The U.S. equity markets have had mixed results over the last five business days due to the volatile ride of the Turkish Lira currency crisis. The S&P 500 ended the period with a small loss of .23%, the Dow Jones Industrial Average had a small increase of .23% and the tech heavy NASDAQ Composite was the biggest loser with a decrease of .85%. On the Fixed Income side, the U.S. Aggregate Bond Index was up .36%.
Last Friday, President Trump announced increased trade sanctions on Turkey, as a result of the Turkish government’s unwillingness to release an American pastor that was arrested and accused of aiding the failed coup attempted in 2016[i]. This sent the already beaten Turkish currency even lower. Year-to-date the Turkish Lira is down 35% against the U.S. Dollar, and the markets have expressed concern that the Turkish Government will not do what is necessary to defend its currency.

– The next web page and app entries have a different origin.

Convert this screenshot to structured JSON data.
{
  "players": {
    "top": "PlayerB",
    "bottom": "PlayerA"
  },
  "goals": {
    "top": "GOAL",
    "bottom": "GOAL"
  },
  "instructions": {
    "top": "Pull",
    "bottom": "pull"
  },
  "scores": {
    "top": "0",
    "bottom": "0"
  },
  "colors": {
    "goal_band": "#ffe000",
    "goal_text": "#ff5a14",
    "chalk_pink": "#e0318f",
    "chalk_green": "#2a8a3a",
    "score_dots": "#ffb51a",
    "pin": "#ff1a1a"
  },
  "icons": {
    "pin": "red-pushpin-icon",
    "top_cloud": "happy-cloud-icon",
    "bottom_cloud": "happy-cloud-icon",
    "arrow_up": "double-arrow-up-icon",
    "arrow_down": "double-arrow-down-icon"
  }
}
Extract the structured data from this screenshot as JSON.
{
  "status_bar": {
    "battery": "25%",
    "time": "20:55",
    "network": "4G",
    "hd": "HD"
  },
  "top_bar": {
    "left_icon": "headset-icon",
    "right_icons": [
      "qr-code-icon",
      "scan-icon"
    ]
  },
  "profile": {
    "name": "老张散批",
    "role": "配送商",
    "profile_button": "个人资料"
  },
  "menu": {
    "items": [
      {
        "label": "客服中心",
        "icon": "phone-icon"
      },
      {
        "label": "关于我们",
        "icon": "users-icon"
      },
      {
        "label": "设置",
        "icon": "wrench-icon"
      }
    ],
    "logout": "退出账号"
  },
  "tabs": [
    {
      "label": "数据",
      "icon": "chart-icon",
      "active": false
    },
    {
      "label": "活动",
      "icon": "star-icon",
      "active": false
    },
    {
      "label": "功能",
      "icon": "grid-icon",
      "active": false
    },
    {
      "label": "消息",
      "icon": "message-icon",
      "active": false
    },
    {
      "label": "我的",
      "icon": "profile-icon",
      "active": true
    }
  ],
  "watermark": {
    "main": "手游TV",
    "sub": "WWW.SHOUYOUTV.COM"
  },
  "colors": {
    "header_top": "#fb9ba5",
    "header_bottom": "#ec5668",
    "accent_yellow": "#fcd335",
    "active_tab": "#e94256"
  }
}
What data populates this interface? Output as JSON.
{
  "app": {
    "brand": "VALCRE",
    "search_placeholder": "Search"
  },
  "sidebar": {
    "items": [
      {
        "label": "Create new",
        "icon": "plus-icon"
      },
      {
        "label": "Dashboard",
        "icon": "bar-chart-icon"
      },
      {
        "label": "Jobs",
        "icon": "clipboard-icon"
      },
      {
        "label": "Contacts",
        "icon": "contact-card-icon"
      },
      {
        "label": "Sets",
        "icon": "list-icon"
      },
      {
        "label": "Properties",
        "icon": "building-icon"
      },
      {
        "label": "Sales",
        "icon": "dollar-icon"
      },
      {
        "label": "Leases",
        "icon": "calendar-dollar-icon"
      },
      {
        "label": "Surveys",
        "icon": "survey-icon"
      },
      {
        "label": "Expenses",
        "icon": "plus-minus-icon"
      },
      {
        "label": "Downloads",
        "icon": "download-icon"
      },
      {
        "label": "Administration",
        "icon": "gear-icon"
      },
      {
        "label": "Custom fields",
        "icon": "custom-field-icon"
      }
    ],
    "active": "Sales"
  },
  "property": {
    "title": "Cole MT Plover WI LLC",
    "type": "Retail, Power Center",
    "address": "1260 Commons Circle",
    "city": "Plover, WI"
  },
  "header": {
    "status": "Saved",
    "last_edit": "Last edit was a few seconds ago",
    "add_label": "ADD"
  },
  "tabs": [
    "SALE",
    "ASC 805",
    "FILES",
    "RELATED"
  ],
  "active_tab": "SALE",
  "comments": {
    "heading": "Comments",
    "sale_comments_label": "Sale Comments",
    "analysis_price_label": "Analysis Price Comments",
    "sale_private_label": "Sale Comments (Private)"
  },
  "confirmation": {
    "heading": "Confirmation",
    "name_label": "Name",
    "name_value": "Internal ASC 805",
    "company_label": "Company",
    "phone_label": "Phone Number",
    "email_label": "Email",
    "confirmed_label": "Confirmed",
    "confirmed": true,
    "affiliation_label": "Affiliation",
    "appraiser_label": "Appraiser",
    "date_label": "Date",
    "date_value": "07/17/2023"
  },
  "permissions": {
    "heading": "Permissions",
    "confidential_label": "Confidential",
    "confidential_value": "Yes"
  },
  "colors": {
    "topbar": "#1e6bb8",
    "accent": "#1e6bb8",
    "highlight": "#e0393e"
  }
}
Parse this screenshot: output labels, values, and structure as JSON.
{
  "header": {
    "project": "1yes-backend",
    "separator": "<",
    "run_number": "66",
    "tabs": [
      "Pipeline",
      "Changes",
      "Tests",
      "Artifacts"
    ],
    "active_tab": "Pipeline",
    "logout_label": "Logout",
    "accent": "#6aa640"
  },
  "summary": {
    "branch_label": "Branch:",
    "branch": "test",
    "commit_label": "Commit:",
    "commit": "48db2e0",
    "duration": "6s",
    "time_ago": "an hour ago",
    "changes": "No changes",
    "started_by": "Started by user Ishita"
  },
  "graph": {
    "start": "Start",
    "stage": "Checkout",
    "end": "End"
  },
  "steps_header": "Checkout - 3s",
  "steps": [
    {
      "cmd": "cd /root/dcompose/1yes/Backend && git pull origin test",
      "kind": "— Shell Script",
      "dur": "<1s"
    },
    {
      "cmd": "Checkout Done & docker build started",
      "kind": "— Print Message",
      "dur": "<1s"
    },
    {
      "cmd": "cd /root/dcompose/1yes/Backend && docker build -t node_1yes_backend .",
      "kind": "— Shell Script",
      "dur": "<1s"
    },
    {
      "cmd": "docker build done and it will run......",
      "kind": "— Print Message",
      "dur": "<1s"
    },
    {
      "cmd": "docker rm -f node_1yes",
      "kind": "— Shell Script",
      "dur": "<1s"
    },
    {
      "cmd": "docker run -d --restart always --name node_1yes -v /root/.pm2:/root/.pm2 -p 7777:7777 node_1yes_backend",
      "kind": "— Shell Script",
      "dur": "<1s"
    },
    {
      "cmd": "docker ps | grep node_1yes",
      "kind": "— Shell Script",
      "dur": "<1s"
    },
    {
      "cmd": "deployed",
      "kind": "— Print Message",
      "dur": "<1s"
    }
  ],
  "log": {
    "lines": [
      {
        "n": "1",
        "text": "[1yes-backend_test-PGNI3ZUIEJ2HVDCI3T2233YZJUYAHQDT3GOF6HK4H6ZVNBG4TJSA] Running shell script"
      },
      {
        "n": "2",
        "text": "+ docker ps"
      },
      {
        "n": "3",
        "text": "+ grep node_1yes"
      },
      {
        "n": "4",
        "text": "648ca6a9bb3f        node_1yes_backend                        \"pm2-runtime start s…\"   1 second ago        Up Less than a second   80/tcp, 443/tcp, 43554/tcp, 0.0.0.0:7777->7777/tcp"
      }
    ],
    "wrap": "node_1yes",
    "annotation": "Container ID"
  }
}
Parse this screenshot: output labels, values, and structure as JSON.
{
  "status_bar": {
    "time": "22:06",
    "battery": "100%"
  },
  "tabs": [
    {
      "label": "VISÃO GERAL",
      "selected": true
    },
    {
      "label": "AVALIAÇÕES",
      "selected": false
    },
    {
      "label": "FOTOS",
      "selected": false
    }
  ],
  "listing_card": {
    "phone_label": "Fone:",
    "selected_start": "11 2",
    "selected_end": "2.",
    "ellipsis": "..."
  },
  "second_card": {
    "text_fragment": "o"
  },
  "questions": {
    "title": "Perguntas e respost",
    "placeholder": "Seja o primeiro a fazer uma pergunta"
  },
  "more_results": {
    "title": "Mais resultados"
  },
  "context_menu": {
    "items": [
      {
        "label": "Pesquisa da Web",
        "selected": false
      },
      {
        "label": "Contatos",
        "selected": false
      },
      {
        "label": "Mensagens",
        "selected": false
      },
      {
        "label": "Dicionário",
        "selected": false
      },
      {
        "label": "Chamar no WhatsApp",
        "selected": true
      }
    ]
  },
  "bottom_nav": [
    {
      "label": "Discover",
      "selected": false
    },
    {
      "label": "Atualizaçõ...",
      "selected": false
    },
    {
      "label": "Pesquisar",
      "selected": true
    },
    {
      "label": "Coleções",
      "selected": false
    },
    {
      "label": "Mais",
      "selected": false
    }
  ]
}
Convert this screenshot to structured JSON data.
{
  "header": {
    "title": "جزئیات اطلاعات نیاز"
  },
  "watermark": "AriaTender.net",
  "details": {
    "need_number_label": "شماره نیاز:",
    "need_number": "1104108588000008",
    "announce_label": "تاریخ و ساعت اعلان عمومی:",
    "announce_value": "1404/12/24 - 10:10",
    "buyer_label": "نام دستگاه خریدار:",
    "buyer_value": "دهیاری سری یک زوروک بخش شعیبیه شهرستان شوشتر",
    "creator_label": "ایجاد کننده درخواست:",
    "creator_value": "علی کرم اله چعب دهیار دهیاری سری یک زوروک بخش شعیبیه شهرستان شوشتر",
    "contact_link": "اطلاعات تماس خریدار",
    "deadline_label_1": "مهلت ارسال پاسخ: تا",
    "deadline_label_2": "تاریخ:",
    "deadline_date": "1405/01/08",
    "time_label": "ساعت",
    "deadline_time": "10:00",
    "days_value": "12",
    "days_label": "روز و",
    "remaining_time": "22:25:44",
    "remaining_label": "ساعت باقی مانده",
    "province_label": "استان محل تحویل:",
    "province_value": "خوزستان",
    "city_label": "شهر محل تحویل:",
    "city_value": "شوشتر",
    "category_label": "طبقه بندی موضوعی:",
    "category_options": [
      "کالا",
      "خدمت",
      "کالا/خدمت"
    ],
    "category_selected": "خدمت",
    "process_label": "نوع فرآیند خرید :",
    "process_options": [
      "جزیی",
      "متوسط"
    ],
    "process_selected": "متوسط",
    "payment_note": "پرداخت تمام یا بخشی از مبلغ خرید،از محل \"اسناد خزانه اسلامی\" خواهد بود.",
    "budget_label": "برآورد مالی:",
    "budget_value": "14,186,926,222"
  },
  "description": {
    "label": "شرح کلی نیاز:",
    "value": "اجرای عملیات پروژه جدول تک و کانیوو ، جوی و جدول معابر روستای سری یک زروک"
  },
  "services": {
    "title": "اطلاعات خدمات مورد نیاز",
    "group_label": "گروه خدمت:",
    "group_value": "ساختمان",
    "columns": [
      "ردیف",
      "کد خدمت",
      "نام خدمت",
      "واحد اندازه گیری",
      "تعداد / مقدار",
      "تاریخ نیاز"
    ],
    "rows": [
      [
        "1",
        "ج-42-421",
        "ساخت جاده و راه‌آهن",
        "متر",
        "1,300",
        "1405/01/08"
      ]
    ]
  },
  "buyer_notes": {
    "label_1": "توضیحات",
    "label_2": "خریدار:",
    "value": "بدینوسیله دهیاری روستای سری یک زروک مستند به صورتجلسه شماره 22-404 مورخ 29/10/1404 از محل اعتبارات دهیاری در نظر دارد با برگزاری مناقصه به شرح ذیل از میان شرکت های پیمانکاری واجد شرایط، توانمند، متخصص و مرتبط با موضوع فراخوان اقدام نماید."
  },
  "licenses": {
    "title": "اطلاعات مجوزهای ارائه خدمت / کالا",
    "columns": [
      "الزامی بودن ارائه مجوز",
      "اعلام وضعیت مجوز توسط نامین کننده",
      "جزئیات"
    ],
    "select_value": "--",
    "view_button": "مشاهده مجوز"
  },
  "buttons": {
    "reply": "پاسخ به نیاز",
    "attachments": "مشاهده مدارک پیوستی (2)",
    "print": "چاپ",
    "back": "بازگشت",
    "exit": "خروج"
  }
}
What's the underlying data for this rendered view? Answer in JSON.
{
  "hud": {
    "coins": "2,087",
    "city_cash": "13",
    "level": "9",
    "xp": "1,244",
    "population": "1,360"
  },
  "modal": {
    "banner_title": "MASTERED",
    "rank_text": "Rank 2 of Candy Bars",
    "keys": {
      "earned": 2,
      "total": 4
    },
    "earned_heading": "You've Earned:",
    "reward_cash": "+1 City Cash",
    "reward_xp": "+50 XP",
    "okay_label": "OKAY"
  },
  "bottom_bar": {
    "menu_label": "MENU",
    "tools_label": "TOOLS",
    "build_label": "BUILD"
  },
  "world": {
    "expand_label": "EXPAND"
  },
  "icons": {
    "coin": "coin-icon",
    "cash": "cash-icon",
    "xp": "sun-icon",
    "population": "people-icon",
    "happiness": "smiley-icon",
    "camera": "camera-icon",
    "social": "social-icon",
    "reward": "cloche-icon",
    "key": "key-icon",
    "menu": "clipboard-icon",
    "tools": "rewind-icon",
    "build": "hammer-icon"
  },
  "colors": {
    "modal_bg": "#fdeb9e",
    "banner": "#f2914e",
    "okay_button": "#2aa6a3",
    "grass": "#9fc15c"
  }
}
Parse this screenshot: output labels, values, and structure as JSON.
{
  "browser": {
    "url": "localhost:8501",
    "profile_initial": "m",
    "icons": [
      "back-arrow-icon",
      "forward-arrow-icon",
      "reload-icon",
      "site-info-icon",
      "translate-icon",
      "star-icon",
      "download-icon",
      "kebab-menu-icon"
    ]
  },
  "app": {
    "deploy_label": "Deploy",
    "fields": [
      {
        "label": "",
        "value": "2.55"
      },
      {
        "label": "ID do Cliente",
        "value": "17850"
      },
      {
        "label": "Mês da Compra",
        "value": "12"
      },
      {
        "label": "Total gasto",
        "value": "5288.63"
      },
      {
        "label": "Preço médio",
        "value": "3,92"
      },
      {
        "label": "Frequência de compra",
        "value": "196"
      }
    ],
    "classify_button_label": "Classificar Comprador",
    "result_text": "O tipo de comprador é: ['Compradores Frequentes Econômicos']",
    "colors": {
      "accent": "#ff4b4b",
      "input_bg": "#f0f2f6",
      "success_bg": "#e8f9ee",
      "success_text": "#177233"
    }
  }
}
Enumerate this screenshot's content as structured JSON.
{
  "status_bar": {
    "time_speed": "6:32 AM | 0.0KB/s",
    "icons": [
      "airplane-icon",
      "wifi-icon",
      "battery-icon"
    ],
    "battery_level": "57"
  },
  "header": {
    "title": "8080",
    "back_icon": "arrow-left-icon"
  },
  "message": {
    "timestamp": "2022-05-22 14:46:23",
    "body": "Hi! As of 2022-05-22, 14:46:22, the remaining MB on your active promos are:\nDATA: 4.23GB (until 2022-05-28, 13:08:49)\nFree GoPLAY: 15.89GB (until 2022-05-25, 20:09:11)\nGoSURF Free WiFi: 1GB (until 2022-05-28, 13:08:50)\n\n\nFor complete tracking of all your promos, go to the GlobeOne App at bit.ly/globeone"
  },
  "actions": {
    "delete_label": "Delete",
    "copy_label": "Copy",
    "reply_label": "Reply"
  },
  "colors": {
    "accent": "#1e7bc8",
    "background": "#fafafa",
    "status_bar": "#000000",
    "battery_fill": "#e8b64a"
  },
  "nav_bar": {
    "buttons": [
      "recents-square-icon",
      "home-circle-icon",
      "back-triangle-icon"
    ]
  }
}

Traditionally, the two ways out of this mess are for the central bank to raise its rates or to enact capital controls. However, according to a recent Bloomberg article, this will not work for Turkey because it will crush their economy.[ii]
The markets fear that the Turkish currency problems will begin to affect other emerging markets; this phenomenon is called contagious currency crisis and has happened several times in the past. The chart below shows the emerging markets currencies vs. the U.S. Dollar. It is easy to see all the red, showing other currencies were also down.
Is this a reason to fear emerging market exposure? We certainly don’t believe this is the case. We look at our investment strategy over a market cycle, which is five years on average. Robert Luna, Surevest CEO & Investment Strategist, makes our case speaking to the TD Ameritrade Network. Listen in to see why Surevest does not think the Lira crisis will be detrimental to long term investors.
The Week Ahead
In the week ahead, we will be looking at the University of Michigan’s Consumer Sentiment Index for an insight on how the consumers view the economy, which is a predictor of their willingness to continue to buy goods and services.
[i] Bloomberg Radio (2018, August)
[ii]Ashworth, M. (2018, August 14). Turkey’s in a Mess. Capital Controls Won’t Help. Bloomberg. Retrieved from https://www.bloomberg.com/view/articles/2018-08-15/turkey-s-in-a-mess-capital-controls-won-t-help
-Luis Galmadez, Director of Research and Trading, Surevest Wealth Management